Regardless of your New Year’s resolution, 2009 will be a year for change -- economic change, governmental change and, us willing, a change for the greener. And Jodi Helmer’s The Green Year
has 365 ideas to help you reach your green goals. Eco-friendlier than The 7 Habits of Highly Effective People
and more educational than a Dilbert
desk calendar, The Green Year
contains a year’s worth of tips to help green your lifestyle, one day at a time.
Every day of the year finds a new idea, from recycling your Christmas tree
on January 1, to filling your second-hand menorah with soy candles toward the year’s end (spoiler alert: the book ends with December). The ideas suggested range from small projects to slightly-less-small projects. On some days the author suggests researching larger scale changes, but only goes as far as that first step -- the rooftop garden and eco-friendly computer, it seems, may have to wait until that 366th day or later. That is, after all, how people change -- by making small alterations and saving up for the big ones. And it just so happens to be the book’s subtitle: 365 Small Things You Can Do to Make a Big Difference
. And I’d wager to say that a gazillion little green gestures over a twelve-month period work out to be the equivalent of more than six earth-shatteringly (or, in this case, earth-repairingly) major changes. (Don’t quote me, the math is approximate.)
The tips are crafty and seasonally appropriate -- for winter, spring, summer and back-to-school -- and Helmer presents them in a way that’s easy to incorporate into daily life. Next to the date on each page is a little circle where readers can check off activities as they’re completed, and beneath each suggestion is a space where readers can write in modifications that better suit them. Most of the ideas cost nothing to put to use, like using an old sock to dust around the house or resetting the blade on your lawnmower, and those that cost more than a few dollars have a greater return than what’s put in.

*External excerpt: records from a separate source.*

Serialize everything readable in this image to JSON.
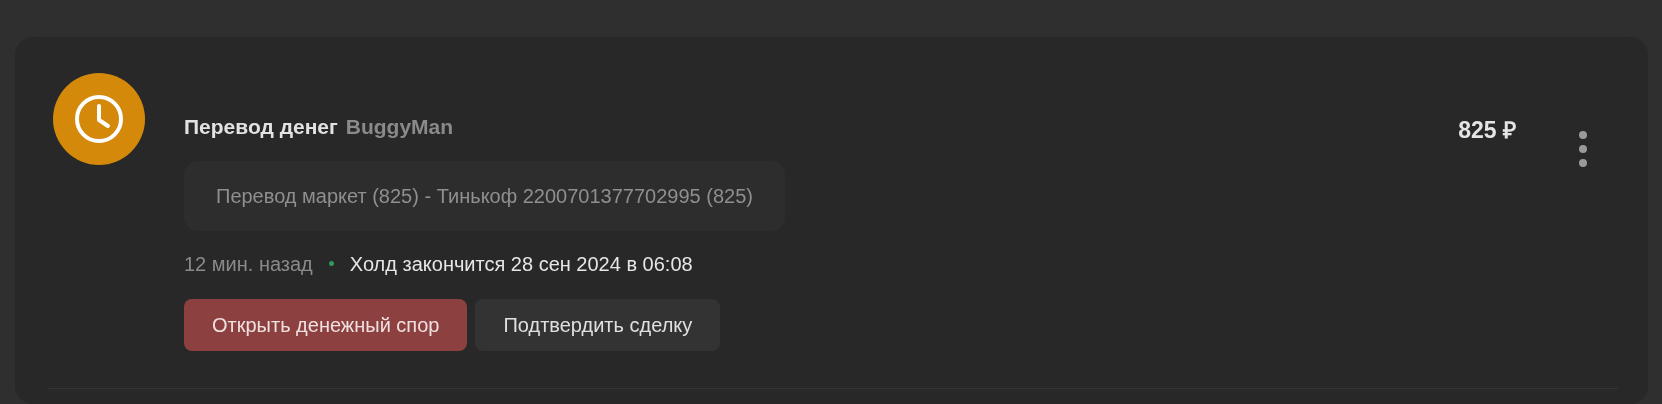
{
  "transaction": {
    "title": "Перевод денег",
    "user": "BuggyMan",
    "amount": "825 ₽",
    "note": "Перевод маркет (825) - Тинькоф 2200701377702995 (825)",
    "time": "12 мин. назад",
    "hold": "Холд закончится 28 сен 2024 в 06:08",
    "buttons": [
      {
        "label": "Открыть денежный спор",
        "kind": "danger"
      },
      {
        "label": "Подтвердить сделку",
        "kind": "secondary"
      }
    ]
  }
}
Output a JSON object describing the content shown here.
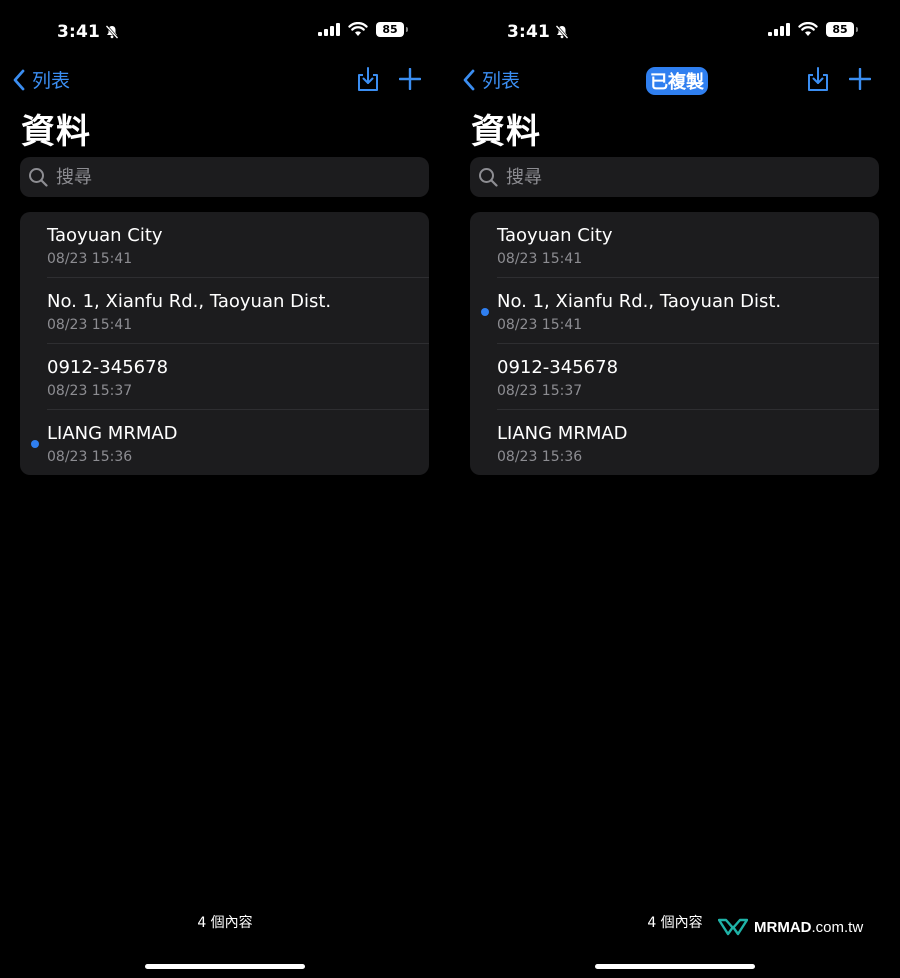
{
  "screens": [
    {
      "status": {
        "time": "3:41",
        "battery": "85"
      },
      "nav": {
        "back_label": "列表",
        "toast": ""
      },
      "title": "資料",
      "search": {
        "placeholder": "搜尋"
      },
      "items": [
        {
          "title": "Taoyuan City",
          "date": "08/23 15:41",
          "selected": false
        },
        {
          "title": "No. 1, Xianfu Rd., Taoyuan Dist.",
          "date": "08/23 15:41",
          "selected": false
        },
        {
          "title": "0912-345678",
          "date": "08/23 15:37",
          "selected": false
        },
        {
          "title": "LIANG MRMAD",
          "date": "08/23 15:36",
          "selected": true
        }
      ],
      "footer": {
        "count": "4 個內容"
      }
    },
    {
      "status": {
        "time": "3:41",
        "battery": "85"
      },
      "nav": {
        "back_label": "列表",
        "toast": "已複製"
      },
      "title": "資料",
      "search": {
        "placeholder": "搜尋"
      },
      "items": [
        {
          "title": "Taoyuan City",
          "date": "08/23 15:41",
          "selected": false
        },
        {
          "title": "No. 1, Xianfu Rd., Taoyuan Dist.",
          "date": "08/23 15:41",
          "selected": true
        },
        {
          "title": "0912-345678",
          "date": "08/23 15:37",
          "selected": false
        },
        {
          "title": "LIANG MRMAD",
          "date": "08/23 15:36",
          "selected": false
        }
      ],
      "footer": {
        "count": "4 個內容"
      }
    }
  ],
  "watermark": {
    "brand": "MRMAD",
    "tld": ".com.tw"
  },
  "colors": {
    "accent": "#2f7ff0",
    "background": "#000000",
    "card": "#1c1c1e",
    "secondary_text": "#8d8d92"
  },
  "icons": {
    "back": "chevron-left-icon",
    "import": "tray-download-icon",
    "add": "plus-icon",
    "search": "magnifying-glass-icon",
    "mute": "bell-slash-icon",
    "signal": "cellular-signal-icon",
    "wifi": "wifi-icon"
  }
}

Helmer’s writing is clever and easily accessible, if the ideas themselves are not super-fresh. Some of the ideas we’ve heard many times before, some of them are just pure common sense, but it can’t be denied that they are all good
ideas. (And let’s face it: Some of us need to be told a good idea several times before we start to implement it. I, for one, am a huge proponent of badgering people into environmental friendliness.) Still, some of the suggestions are startlingly novel -- and more brilliant than a thousand fluorescent light bulbs (for instance, when I read September 17 -- skip an oil change -- you could have knocked me over with a sock-cum-feather duster).
Once you’ve started your compost pile, and lowered the setting of your water heater and sealed your windows -- once you’ve lived The Green Year, you’ll be ready to pass those recycled pages on to another and start the new new year on a new, green leaf.